**What you will do**
An exact copy of all the entries below is what this task needs.
━━━━━━━━
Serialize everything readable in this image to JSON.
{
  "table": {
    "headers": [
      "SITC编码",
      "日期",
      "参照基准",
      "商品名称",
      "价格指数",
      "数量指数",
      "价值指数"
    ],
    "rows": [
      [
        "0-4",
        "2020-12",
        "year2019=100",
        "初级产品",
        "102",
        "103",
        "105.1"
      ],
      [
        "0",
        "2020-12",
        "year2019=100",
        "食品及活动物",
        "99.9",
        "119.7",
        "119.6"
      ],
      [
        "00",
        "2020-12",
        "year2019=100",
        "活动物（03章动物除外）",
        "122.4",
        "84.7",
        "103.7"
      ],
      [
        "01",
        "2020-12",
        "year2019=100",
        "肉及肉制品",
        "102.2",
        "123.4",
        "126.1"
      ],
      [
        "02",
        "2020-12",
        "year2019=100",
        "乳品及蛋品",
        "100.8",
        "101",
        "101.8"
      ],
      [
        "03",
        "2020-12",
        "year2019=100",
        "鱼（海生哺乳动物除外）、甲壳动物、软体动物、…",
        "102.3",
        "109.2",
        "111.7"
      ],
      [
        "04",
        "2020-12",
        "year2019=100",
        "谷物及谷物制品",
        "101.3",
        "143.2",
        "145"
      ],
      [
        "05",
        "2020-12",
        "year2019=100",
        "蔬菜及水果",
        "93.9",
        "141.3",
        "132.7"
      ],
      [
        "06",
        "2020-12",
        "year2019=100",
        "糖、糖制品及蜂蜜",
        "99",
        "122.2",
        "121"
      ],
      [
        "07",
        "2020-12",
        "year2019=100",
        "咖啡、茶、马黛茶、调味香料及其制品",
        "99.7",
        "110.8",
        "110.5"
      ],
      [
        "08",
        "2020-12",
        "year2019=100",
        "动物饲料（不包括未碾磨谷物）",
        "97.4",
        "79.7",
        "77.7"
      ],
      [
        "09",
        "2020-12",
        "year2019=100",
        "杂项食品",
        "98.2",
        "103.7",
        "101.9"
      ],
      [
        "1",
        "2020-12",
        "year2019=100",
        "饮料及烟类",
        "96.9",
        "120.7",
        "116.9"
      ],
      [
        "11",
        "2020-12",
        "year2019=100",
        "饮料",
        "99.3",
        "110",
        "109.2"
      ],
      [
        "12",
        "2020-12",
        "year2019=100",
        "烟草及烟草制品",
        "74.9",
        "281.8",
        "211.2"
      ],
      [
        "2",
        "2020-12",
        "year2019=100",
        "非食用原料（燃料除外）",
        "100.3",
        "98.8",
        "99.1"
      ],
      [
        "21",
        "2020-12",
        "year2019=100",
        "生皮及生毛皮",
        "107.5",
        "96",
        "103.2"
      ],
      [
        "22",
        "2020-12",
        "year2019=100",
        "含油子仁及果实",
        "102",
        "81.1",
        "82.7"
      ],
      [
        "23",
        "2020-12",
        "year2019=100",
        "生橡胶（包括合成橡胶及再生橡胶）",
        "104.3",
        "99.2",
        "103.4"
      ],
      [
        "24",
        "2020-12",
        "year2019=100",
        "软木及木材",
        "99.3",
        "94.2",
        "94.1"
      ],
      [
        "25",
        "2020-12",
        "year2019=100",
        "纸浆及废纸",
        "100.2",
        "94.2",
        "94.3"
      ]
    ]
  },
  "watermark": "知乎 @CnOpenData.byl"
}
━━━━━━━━
**Result of the exercise**
Serialize everything readable in this image to JSON.
{
  "table": {
    "headers": [
      "SITC编码",
      "日期",
      "参照基准",
      "商品名称",
      "价格指数",
      "数量指数",
      "价值指数"
    ],
    "rows": [
      [
        "0-4",
        "2020-12",
        "year2019=100",
        "初级产品",
        "102",
        "103",
        "105.1"
      ],
      [
        "0",
        "2020-12",
        "year2019=100",
        "食品及活动物",
        "99.9",
        "119.7",
        "119.6"
      ],
      [
        "00",
        "2020-12",
        "year2019=100",
        "活动物（03章动物除外）",
        "122.4",
        "84.7",
        "103.7"
      ],
      [
        "01",
        "2020-12",
        "year2019=100",
        "肉及肉制品",
        "102.2",
        "123.4",
        "126.1"
      ],
      [
        "02",
        "2020-12",
        "year2019=100",
        "乳品及蛋品",
        "100.8",
        "101",
        "101.8"
      ],
      [
        "03",
        "2020-12",
        "year2019=100",
        "鱼（海生哺乳动物除外）、甲壳动物、软体动物、…",
        "102.3",
        "109.2",
        "111.7"
      ],
      [
        "04",
        "2020-12",
        "year2019=100",
        "谷物及谷物制品",
        "101.3",
        "143.2",
        "145"
      ],
      [
        "05",
        "2020-12",
        "year2019=100",
        "蔬菜及水果",
        "93.9",
        "141.3",
        "132.7"
      ],
      [
        "06",
        "2020-12",
        "year2019=100",
        "糖、糖制品及蜂蜜",
        "99",
        "122.2",
        "121"
      ],
      [
        "07",
        "2020-12",
        "year2019=100",
        "咖啡、茶、马黛茶、调味香料及其制品",
        "99.7",
        "110.8",
        "110.5"
      ],
      [
        "08",
        "2020-12",
        "year2019=100",
        "动物饲料（不包括未碾磨谷物）",
        "97.4",
        "79.7",
        "77.7"
      ],
      [
        "09",
        "2020-12",
        "year2019=100",
        "杂项食品",
        "98.2",
        "103.7",
        "101.9"
      ],
      [
        "1",
        "2020-12",
        "year2019=100",
        "饮料及烟类",
        "96.9",
        "120.7",
        "116.9"
      ],
      [
        "11",
        "2020-12",
        "year2019=100",
        "饮料",
        "99.3",
        "110",
        "109.2"
      ],
      [
        "12",
        "2020-12",
        "year2019=100",
        "烟草及烟草制品",
        "74.9",
        "281.8",
        "211.2"
      ],
      [
        "2",
        "2020-12",
        "year2019=100",
        "非食用原料（燃料除外）",
        "100.3",
        "98.8",
        "99.1"
      ],
      [
        "21",
        "2020-12",
        "year2019=100",
        "生皮及生毛皮",
        "107.5",
        "96",
        "103.2"
      ],
      [
        "22",
        "2020-12",
        "year2019=100",
        "含油子仁及果实",
        "102",
        "81.1",
        "82.7"
      ],
      [
        "23",
        "2020-12",
        "year2019=100",
        "生橡胶（包括合成橡胶及再生橡胶）",
        "104.3",
        "99.2",
        "103.4"
      ],
      [
        "24",
        "2020-12",
        "year2019=100",
        "软木及木材",
        "99.3",
        "94.2",
        "94.1"
      ],
      [
        "25",
        "2020-12",
        "year2019=100",
        "纸浆及废纸",
        "100.2",
        "94.2",
        "94.3"
      ]
    ]
  },
  "watermark": "知乎 @CnOpenData.byl"
}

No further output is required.